For the definition of Medically Necessary, “standards of good medical practice” means standards that are based on credible scientific evidence published in peer-reviewed medical literature generally recognized by the relevant medical community, and physician specialty society recommendations, and the views of medical practitioners practicing in relevant clinical areas and any other relevant factors. BCBSMS makes no payment for services, treatments, procedures, equipment, drugs, devices, items or supplies which are not documented to be Medically Necessary. The fact that a Physician or other Provider has prescribed, ordered, recommended, or approved a service or supply does not in itself, make it Medically Necessary.
Investigative is defined as the use of any treatment procedure, facility, equipment, drug, device, or supply not yet recognized as a generally accepted standard of good medical practice for the treatment of the condition being treated and; therefore, is not considered medically necessary. For the definition of Investigative, “generally accepted standards of medical practice” means standards that are based on credible scientific evidence published in peer-reviewed medical literature generally recognized by the relevant medical community, and physician specialty society recommendations, and the views of medical practitioners practicing in relevant clinical areas and any other relevant factors. In order for equipment, devices, drugs or supplies [i.e, technologies], to be considered not investigative, the technology must have final approval from the appropriate governmental bodies, and scientific evidence must permit conclusions concerning the effect of the technology on health outcomes, and the technology must improve the net health outcome, and the technology must be as beneficial as any established alternative and the improvement must be attainable outside the testing/investigational setting.
The coverage guidelines outlined in the Medical Policy Manual should not be used in lieu of the Member's specific benefit plan language.
07/18/2013: New policy added. Approved by Medical Policy Advisory Committee.
05/01/2014: Policy reviewed; no changes.
08/18/2015: Medical policy revised to add ICD-10 codes.
09/16/2015: Policy reviewed. Added the following policy statement: Genetic testing for DMD gene mutations is considered investigational in all other situations. Policy Guidelines updated to add medically necessary and investigative definitions.

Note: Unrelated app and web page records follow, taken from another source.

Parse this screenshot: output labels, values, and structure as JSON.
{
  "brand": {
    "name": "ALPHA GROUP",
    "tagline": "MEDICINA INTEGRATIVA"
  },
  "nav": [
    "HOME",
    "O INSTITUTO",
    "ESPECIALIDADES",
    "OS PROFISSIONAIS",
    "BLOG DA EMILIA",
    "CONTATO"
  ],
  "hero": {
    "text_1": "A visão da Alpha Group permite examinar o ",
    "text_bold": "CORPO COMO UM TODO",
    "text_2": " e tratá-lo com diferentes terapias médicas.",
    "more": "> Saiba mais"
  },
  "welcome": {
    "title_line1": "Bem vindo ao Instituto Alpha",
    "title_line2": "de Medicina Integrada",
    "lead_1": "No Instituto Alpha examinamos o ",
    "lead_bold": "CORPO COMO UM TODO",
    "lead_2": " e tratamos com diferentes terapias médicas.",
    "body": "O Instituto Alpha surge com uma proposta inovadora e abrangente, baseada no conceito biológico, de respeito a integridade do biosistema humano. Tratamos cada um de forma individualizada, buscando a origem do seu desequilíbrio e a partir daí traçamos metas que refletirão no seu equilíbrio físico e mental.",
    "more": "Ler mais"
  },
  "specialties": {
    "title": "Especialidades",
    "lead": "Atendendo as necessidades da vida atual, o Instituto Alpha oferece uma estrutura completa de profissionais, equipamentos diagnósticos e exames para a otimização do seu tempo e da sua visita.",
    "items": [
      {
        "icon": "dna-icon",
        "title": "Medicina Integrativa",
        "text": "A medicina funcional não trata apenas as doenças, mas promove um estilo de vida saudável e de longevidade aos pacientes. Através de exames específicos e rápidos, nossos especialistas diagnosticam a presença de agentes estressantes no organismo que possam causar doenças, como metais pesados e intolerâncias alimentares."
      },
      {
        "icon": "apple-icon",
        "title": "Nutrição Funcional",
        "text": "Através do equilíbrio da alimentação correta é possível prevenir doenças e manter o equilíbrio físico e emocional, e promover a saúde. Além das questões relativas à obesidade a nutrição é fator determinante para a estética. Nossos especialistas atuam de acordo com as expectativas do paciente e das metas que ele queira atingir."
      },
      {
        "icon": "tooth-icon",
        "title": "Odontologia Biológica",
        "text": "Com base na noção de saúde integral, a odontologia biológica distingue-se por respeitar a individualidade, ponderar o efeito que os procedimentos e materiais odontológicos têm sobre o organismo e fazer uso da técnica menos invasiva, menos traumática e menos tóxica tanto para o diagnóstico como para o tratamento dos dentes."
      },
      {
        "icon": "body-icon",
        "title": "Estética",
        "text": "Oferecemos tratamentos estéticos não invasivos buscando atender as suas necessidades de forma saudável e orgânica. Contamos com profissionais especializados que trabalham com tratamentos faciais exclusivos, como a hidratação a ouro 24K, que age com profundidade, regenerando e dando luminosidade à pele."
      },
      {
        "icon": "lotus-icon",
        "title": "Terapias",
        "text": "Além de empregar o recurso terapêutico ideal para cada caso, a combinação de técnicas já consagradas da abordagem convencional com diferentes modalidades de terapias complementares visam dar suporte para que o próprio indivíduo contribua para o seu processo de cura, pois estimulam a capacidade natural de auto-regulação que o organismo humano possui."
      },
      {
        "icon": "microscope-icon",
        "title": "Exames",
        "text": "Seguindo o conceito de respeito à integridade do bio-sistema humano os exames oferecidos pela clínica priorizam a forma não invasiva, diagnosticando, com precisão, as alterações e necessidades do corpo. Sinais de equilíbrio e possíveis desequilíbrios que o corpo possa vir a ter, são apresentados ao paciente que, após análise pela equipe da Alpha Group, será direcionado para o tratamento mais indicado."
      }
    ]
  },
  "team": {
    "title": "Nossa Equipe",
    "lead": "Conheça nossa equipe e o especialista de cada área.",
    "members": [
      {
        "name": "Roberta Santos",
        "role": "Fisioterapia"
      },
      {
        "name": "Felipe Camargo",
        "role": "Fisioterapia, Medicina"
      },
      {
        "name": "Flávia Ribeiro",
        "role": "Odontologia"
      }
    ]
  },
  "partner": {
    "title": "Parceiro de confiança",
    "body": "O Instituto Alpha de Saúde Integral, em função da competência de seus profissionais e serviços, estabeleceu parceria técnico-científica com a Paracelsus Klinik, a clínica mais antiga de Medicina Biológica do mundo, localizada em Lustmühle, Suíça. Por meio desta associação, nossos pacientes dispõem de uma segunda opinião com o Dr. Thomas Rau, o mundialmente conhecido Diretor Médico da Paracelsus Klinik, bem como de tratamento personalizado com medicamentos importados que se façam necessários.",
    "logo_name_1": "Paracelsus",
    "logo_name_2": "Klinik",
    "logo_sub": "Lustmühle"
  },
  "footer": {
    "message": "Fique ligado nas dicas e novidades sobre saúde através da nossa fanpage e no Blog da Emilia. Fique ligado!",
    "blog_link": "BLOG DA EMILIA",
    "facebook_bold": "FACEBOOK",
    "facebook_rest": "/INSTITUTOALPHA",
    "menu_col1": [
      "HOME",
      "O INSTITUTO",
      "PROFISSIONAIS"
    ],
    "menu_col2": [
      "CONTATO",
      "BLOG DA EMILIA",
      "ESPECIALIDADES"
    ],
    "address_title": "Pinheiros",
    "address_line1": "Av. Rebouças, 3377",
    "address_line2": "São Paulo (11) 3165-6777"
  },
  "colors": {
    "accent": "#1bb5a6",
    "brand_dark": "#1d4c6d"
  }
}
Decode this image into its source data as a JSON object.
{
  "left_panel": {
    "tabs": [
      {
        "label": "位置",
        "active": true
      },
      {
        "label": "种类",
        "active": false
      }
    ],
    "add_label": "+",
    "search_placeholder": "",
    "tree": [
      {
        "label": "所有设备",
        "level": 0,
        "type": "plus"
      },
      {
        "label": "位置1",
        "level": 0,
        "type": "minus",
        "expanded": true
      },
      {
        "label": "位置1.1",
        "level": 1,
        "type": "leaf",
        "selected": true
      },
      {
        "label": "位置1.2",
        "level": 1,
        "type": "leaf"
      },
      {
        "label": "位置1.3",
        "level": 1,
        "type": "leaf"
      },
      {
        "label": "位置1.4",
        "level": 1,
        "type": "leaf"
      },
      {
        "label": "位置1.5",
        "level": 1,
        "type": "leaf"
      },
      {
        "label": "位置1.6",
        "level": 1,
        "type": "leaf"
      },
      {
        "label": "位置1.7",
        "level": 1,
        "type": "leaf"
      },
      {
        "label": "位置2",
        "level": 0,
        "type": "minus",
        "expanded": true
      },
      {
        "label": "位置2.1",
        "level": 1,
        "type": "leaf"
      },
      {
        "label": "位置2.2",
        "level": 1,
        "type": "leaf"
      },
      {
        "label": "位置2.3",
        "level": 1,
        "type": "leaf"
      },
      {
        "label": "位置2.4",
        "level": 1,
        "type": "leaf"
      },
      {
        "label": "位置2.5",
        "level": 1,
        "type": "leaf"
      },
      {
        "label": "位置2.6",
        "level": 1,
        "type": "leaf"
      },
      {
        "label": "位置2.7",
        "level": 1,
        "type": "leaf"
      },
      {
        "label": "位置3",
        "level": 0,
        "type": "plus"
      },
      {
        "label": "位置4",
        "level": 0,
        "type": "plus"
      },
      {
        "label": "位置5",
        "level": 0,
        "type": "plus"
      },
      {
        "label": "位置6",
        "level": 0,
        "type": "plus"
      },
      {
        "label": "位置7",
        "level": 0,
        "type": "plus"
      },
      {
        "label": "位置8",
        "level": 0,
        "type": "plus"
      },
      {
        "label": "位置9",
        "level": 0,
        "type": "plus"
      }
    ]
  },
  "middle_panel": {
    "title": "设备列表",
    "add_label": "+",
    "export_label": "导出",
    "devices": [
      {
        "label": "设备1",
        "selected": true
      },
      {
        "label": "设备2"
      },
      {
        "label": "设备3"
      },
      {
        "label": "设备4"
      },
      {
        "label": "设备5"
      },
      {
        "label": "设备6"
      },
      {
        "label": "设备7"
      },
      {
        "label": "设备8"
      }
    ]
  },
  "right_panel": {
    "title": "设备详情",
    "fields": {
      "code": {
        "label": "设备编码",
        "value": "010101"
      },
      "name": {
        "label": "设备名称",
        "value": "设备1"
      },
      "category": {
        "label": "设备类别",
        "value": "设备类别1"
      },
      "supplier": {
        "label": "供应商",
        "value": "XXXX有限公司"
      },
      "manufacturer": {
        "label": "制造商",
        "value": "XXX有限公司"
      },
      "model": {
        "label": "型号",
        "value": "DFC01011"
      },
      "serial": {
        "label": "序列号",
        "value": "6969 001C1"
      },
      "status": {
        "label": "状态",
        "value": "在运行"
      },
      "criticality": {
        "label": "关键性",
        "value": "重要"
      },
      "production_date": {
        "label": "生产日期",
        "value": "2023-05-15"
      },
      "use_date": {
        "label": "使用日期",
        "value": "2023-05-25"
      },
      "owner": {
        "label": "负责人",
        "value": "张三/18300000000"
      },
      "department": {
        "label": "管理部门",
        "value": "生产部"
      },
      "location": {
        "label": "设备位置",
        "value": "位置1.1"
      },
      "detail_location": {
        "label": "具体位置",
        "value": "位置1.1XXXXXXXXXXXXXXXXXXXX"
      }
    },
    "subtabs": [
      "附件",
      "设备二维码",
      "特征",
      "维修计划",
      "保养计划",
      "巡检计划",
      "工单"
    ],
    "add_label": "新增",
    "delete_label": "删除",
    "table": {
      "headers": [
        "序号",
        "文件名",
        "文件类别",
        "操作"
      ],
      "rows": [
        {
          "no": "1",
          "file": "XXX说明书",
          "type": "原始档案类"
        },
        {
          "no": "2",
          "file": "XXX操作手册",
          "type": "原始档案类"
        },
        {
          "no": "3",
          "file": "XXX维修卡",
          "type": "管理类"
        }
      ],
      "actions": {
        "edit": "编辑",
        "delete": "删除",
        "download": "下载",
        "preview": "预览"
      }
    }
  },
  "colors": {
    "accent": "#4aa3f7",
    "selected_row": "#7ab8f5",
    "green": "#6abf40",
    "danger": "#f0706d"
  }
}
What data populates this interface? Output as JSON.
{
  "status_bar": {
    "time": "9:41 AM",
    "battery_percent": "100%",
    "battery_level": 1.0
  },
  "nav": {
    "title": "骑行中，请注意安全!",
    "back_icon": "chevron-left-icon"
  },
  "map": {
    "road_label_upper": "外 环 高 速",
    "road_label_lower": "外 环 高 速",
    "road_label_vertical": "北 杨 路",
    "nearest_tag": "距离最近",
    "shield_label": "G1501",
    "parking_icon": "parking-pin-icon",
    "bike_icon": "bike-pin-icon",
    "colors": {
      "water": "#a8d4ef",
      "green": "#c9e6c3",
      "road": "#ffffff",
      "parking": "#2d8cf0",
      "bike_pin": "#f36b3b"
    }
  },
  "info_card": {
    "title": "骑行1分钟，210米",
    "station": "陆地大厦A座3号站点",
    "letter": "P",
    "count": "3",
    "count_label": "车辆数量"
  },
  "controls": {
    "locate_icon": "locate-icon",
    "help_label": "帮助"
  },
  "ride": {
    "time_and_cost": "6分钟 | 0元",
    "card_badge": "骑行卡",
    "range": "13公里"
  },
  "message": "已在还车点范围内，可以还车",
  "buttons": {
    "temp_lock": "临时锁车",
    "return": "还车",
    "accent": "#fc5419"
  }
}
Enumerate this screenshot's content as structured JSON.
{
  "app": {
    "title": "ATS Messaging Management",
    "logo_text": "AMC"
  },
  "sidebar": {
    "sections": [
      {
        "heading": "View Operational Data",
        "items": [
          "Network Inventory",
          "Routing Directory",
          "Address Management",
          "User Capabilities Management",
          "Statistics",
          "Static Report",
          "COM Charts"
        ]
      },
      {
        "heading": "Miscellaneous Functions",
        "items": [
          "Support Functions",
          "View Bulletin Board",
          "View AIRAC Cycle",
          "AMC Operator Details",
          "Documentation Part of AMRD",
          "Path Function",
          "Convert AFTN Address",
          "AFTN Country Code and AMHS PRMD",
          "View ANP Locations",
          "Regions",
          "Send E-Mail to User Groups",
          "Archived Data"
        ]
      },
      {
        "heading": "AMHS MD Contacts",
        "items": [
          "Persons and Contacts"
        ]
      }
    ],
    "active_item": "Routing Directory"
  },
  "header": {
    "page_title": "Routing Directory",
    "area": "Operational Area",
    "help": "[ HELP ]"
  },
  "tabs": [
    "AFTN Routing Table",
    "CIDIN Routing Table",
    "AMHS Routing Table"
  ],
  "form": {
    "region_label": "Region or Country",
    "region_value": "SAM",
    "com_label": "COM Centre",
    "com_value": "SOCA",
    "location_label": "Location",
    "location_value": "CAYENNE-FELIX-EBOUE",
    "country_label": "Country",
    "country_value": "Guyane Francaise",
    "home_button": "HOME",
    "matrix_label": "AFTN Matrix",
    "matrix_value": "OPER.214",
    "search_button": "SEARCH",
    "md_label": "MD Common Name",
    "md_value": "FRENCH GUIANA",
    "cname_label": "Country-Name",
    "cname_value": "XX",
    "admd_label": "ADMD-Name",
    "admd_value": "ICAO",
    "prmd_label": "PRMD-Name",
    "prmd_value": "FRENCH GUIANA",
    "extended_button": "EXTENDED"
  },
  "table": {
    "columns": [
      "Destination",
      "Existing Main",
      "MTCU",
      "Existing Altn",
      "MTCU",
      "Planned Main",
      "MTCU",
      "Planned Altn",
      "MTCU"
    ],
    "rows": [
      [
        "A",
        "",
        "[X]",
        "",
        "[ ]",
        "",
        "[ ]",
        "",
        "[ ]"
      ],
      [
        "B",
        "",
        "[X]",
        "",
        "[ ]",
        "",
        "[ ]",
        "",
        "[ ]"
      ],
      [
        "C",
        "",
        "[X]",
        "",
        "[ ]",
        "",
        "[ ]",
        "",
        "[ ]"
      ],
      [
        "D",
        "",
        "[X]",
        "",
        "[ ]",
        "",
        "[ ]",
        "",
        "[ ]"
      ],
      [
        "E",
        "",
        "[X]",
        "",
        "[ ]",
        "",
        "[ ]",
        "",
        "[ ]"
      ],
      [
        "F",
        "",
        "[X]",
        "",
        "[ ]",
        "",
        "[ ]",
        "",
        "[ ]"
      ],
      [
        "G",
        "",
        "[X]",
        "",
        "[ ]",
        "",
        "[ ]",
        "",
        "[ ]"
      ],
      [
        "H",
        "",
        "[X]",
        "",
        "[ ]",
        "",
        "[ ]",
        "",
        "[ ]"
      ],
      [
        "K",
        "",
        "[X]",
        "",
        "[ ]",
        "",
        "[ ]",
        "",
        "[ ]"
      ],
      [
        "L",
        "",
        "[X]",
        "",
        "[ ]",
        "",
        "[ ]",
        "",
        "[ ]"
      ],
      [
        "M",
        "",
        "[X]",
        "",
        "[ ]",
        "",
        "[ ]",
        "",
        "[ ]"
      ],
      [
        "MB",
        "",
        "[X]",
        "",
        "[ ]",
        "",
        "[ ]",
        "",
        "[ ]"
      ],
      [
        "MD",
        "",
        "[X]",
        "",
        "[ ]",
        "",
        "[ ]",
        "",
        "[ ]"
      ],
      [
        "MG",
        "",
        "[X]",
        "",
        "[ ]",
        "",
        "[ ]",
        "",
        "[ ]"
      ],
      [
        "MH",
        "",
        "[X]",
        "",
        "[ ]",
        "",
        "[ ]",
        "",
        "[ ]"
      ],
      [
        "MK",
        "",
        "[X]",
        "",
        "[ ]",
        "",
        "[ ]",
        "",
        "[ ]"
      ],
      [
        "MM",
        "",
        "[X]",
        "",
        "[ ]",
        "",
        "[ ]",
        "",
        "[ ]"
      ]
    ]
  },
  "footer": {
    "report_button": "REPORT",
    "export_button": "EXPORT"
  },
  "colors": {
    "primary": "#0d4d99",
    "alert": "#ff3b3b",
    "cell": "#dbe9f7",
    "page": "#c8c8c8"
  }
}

04/19/2016: Policy description updated regarding laboratory-developed tests. Policy statements unchanged. Policy guidelines updated to add genetic counseling information.
Blue Cross and Blue Shield Association Policy # 2.04.86
This may not be a comprehensive list of procedure codes applicable to this policy.
The code(s) listed below are ONLY medically necessary if the procedure is performed according to the "Policy" section of this document.